What to work on: Which lines of the records below contain the string "메일주소"? Report each of them.

[Items from an interface collection]
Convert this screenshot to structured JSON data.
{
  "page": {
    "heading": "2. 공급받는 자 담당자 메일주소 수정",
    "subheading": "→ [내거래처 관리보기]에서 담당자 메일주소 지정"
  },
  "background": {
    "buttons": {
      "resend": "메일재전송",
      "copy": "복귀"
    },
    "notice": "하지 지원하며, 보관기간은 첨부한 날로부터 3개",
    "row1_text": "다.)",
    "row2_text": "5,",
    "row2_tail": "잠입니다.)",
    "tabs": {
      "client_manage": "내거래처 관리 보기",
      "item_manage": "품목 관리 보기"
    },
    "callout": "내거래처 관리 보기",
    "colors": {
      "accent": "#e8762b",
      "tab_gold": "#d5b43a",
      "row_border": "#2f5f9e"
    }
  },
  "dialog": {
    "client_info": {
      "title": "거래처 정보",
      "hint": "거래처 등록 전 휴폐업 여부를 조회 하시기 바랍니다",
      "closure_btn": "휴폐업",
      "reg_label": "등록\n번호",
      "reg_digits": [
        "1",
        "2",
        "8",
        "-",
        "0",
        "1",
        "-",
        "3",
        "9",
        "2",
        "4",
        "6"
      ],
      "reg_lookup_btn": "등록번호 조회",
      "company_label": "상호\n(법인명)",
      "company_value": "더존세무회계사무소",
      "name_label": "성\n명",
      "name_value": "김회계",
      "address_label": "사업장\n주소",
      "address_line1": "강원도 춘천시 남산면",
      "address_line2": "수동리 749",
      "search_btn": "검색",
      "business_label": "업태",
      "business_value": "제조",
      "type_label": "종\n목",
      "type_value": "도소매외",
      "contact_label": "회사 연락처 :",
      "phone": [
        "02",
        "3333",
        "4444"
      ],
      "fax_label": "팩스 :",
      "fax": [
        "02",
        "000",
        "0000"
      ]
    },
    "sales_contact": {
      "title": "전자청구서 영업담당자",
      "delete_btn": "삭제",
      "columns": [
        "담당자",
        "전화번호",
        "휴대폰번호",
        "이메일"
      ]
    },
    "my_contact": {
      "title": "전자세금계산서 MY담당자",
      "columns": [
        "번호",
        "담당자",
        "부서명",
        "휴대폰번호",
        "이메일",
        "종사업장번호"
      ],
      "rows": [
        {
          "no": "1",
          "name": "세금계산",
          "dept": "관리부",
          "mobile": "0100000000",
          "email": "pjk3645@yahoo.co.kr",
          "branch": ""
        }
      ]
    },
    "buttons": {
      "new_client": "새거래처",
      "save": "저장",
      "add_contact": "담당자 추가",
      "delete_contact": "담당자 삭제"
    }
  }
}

Task result:
    "heading": "2. 공급받는 자 담당자 메일주소 수정",
    "subheading": "→ [내거래처 관리보기]에서 담당자 메일주소 지정"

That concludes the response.